Exercise brief: Say, as a bare number, how many lines of the listing hold "delta".

Material for this task:
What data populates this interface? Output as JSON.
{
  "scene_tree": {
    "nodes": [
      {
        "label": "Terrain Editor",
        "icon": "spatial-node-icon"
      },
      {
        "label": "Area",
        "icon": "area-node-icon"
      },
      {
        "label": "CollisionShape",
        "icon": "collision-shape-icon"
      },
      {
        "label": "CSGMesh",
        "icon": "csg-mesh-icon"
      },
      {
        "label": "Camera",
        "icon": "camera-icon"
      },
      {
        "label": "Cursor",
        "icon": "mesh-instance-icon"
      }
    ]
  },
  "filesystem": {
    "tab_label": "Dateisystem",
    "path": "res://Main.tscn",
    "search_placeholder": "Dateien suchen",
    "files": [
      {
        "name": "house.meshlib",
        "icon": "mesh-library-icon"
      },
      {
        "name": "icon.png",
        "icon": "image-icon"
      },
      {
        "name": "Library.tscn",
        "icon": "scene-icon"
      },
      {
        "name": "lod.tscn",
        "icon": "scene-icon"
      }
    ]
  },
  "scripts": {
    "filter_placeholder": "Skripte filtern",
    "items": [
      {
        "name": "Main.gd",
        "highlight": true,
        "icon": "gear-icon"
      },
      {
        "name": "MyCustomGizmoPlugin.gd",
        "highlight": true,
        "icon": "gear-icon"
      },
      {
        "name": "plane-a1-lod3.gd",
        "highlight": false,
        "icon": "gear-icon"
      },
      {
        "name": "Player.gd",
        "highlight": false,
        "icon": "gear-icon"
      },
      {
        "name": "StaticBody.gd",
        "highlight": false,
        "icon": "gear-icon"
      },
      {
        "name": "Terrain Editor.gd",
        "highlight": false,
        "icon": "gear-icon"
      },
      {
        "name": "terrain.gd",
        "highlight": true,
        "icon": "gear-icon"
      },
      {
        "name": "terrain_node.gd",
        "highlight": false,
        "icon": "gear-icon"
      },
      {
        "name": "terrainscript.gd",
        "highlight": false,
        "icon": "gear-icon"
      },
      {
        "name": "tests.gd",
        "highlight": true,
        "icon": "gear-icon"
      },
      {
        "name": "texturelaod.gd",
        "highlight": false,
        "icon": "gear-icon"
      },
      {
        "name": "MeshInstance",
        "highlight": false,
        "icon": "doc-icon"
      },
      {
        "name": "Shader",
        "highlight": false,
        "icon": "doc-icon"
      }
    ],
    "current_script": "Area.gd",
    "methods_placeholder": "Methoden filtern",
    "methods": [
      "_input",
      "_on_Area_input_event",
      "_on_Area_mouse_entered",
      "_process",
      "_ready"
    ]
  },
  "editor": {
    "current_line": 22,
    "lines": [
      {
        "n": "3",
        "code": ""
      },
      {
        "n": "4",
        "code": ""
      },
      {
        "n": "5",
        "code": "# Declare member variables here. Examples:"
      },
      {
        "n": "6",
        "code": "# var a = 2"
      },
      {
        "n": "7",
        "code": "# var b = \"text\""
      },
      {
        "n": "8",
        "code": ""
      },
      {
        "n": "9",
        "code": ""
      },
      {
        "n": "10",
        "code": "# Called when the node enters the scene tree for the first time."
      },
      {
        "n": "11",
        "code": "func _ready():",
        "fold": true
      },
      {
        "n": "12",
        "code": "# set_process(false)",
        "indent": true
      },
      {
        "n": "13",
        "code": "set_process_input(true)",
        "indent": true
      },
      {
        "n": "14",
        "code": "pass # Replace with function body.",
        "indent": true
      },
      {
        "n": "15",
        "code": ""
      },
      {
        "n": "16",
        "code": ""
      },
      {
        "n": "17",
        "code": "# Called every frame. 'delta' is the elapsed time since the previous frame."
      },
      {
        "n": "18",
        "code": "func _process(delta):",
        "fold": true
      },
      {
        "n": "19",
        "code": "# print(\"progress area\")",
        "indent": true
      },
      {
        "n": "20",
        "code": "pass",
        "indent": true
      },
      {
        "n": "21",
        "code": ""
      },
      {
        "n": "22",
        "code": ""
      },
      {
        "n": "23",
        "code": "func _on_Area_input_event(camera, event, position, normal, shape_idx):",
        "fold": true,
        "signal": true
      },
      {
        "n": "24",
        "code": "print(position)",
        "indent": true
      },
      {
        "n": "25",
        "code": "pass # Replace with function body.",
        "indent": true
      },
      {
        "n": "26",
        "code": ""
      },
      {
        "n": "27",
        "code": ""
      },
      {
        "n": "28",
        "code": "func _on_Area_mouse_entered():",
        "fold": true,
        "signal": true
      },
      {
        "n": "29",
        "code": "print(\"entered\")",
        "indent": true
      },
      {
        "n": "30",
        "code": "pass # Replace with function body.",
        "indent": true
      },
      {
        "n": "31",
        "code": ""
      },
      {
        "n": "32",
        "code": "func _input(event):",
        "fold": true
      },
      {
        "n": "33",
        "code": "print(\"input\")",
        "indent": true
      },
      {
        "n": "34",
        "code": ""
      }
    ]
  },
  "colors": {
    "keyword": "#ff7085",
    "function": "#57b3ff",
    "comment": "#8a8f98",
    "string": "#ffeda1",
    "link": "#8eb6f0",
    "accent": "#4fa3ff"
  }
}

Completed task: 2